Women In The Workplace

Paul Bradbury via Getty Images

How To Become A Better Coworker

When we realize that such a large portion of our time is actually spent at work, one would think we would be motivated to make this time as pleasant as possible. However, many of us know that this is not always the case. Most people have some sort of war stories from work that involve a difficult coworker or boss who seems bent on making our lives miserable.
Chris Ryan via Getty Images

When Will Governments Get Tough on Sexual Harassment?

It's no longer a matter of discretion on the part of employers to permit smoking in the workplace. Why? Because its effects are known to be toxic. Sexual harassment can be no less toxic to those affected. It's time our political leaders got that message. They need to stop allowing employers, including governments themselves, to turn a blind eye when sexual harassment and reprisals occur, and put in place tough laws that really protect women.
AID/a.collectionRF via Getty Images

Make Japan a Nation Where Women and Men Shine

It is widely acknowledged that Japan needs more females in business to make up for a shrinking workforce and to boost economic growth and opportunity. With this admirable goal in mind, we must work to make Japan a nation where every individual, male and female, has equal opportunities to realize their full social, economic and political potential. As a Japanese youth, I am not afraid to break from traditional practices and defy what is expected of me. I am ready to pursue my own dream to become a fearsome business leader and 2014 G(irls)20 Delegate representing Japan.
Compassionate Eye Foundation/Monashee Frantz via Getty Images

Stop Telling Women to "Man Up" at Work

The Atlantic just ran a long piece titled The Confidence Gap, in which the authors remind us that because of self-doubt, women make less money, receive fewer promotions and rarely land top roles. The message is clear: grow a pair, or enjoy your crappy view from the bottom rungs. It is no good that insecurity and anxiety are the reins holding back a woman at work. But I'm tired of being told the key to success is to change. Man up. Woman down. Instead, corporations could join the 21st century and see "female qualities" as virtues.
Amazon

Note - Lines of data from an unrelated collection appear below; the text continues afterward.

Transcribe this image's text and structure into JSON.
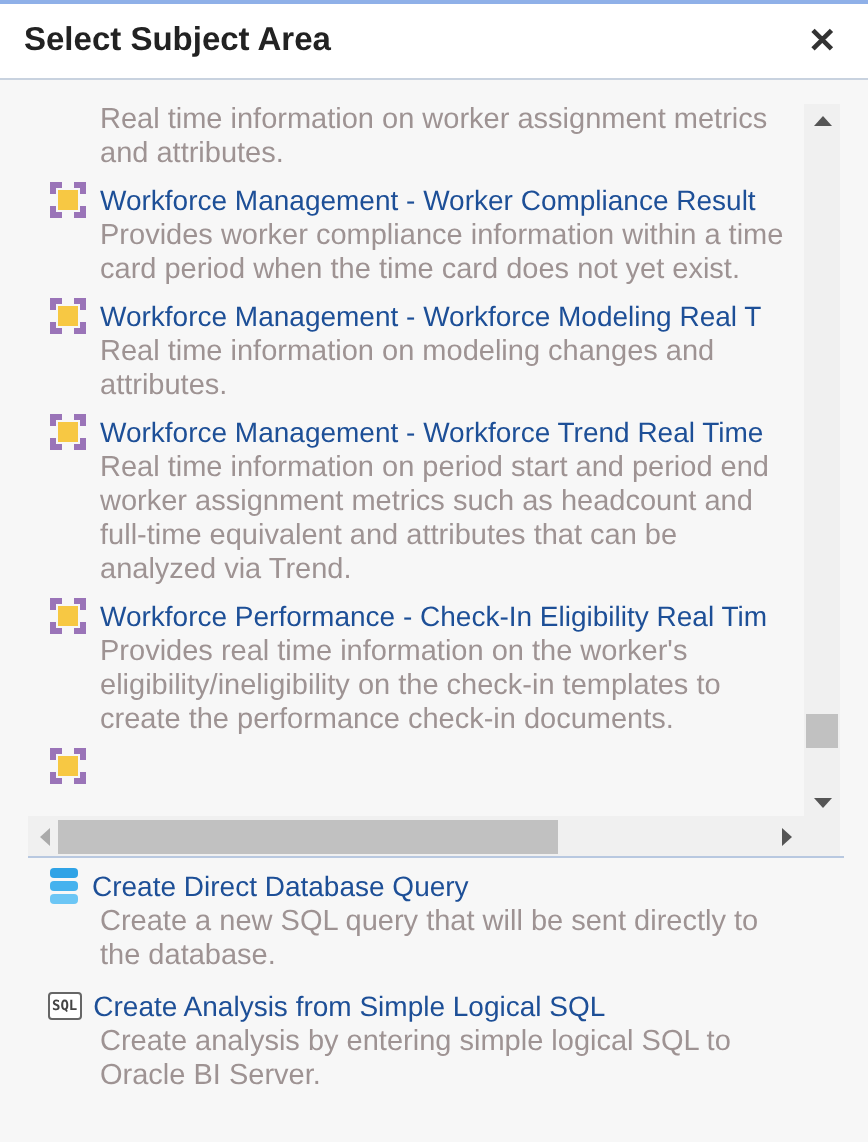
{
  "dialog": {
    "title": "Select Subject Area",
    "close": "✕"
  },
  "subject_areas": [
    {
      "kind": "subject",
      "description": "Real time information on worker assignment metrics and attributes."
    },
    {
      "kind": "subject",
      "title": "Workforce Management - Worker Compliance Result",
      "description": "Provides worker compliance information within a time card period when the time card does not yet exist."
    },
    {
      "kind": "subject",
      "title": "Workforce Management - Workforce Modeling Real T",
      "description": "Real time information on modeling changes and attributes."
    },
    {
      "kind": "subject",
      "title": "Workforce Management - Workforce Trend Real Time",
      "description": "Real time information on period start and period end worker assignment metrics such as headcount and full-time equivalent and attributes that can be analyzed via Trend."
    },
    {
      "kind": "subject",
      "title": "Workforce Performance - Check-In Eligibility Real Tim",
      "description": "Provides real time information on the worker's eligibility/ineligibility on the check-in templates to create the performance check-in documents."
    },
    {
      "kind": "icon_only"
    }
  ],
  "actions": [
    {
      "kind": "database",
      "title": "Create Direct Database Query",
      "description": "Create a new SQL query that will be sent directly to the database."
    },
    {
      "kind": "sql",
      "badge": "SQL",
      "title": "Create Analysis from Simple Logical SQL",
      "description": "Create analysis by entering simple logical SQL to Oracle BI Server."
    }
  ]
}
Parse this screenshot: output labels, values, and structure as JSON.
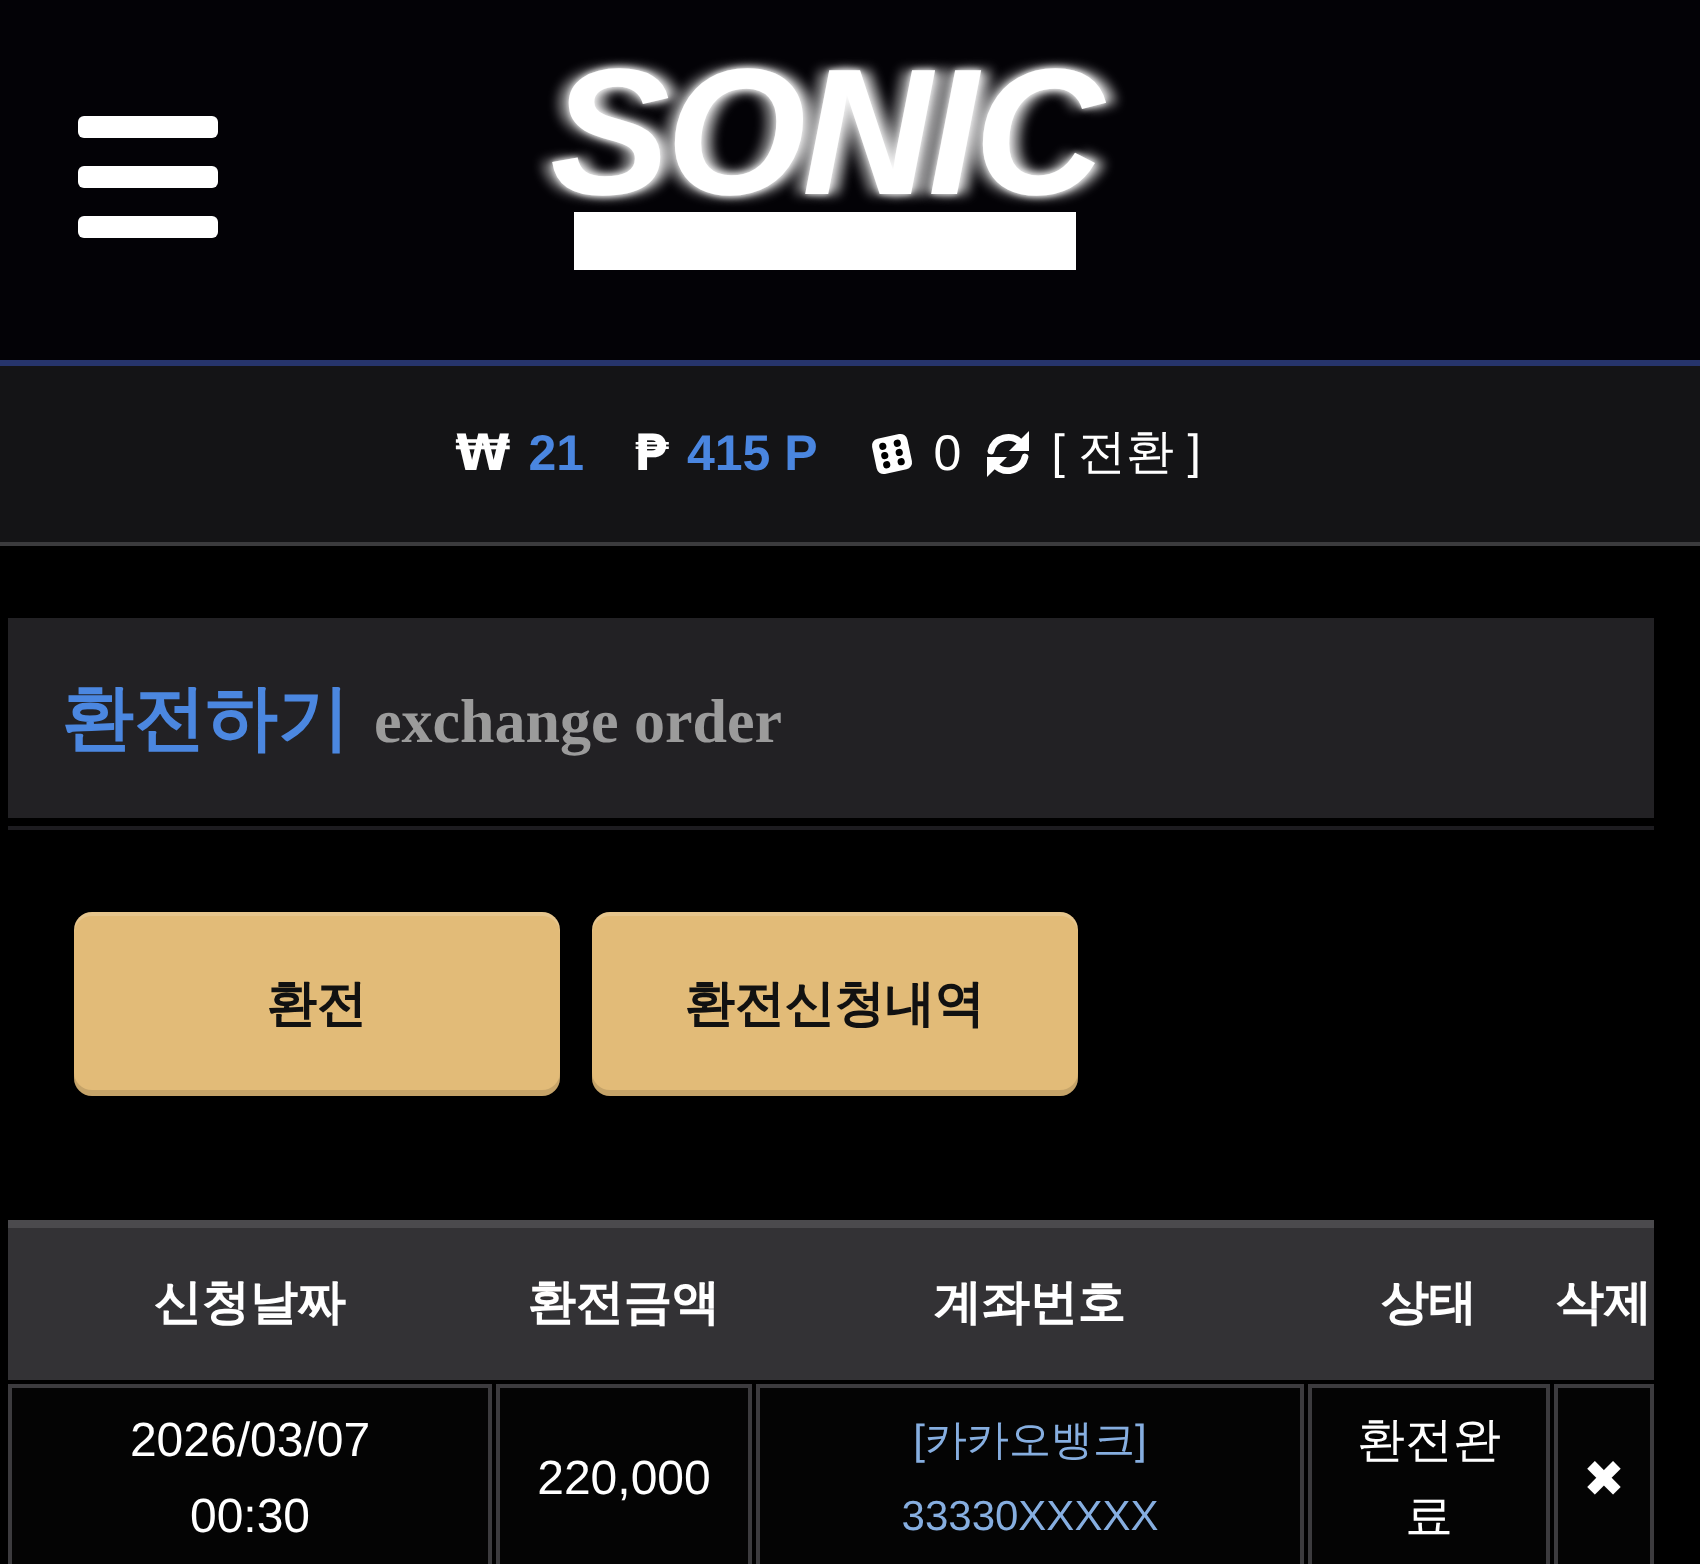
{
  "header": {
    "logo": "SONIC"
  },
  "wallet_bar": {
    "items": [
      {
        "kind": "currency",
        "symbol": "₩",
        "amount": "21"
      },
      {
        "kind": "currency",
        "symbol": "₱",
        "amount": "415 P"
      },
      {
        "kind": "dice",
        "count": "0"
      },
      {
        "kind": "switch",
        "label": "[ 전환 ]"
      }
    ]
  },
  "title_panel": {
    "title": "환전하기",
    "subtitle": "exchange order"
  },
  "buttons": [
    "환전",
    "환전신청내역"
  ],
  "table": {
    "columns": [
      "신청날짜",
      "환전금액",
      "계좌번호",
      "상태",
      "삭제"
    ],
    "rows": [
      {
        "date": "2026/03/07 00:30",
        "amount": "220,000",
        "bank": "[카카오뱅크]",
        "account_number": "33330XXXXX",
        "status": "환전완료",
        "delete": "✖"
      }
    ]
  }
}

Lean In Until You Fall Over, Ladies -- You Still Won't Find Gender Balance

The Lean In zeitgeist says individual women can take personal responsibility for failure and act to achieve success. Meanwhile, recent research says there is an unconscious bias in corporate Canada that prevents equally qualified women from attaining the same level of success as men. The Lean In school is decidedly wrong. In short, both men and women need to lean in to create equity in business. It's the only way to achieve balance.
Getty

Worrying Hurts Women's Career Chances: Study

How do you react when faced with stress in the workplace? Do you take a step back to study the situation or do you charge full steam ahead? According to a new study, most female executives apparently retreat to analyze their options while their male counterparts charge right ahead and take charge. The study suggests that the approach women leaders take is detrimental to their career.
CP

Janet Graham's Babes on Bay Street (VIDEO)

There was a time in my early adulthood when being called a "babe" seemed, well, how shall I say, contrary to the woman I was trying to become: a woman who wanted to be taken seriously in business. But not anymore. Not since I met Janet Graham, author of Babes on Bay Street, who changed my attitude.
Shutterstock

Would You Prefer to Work for a Man or Woman?

Posing the question, would you prefer to work for a man or women strikes me as treading in dangerous territory. For one, it insinuates that men and women fall into different stereotypical "types" as leaders. It also assumes that a terrible or wonderful manager somehow remains representative of his or her entire gender.

Are You a Bully Boss? How to Tell...

We teach our own kids to be nice to their classmates. Most of us do not intend to send our colleagues and staff home in tears or on the verge of ulcers. So, why do even the most "successful" business people develop reputations as bullies, bitches, or tyrants?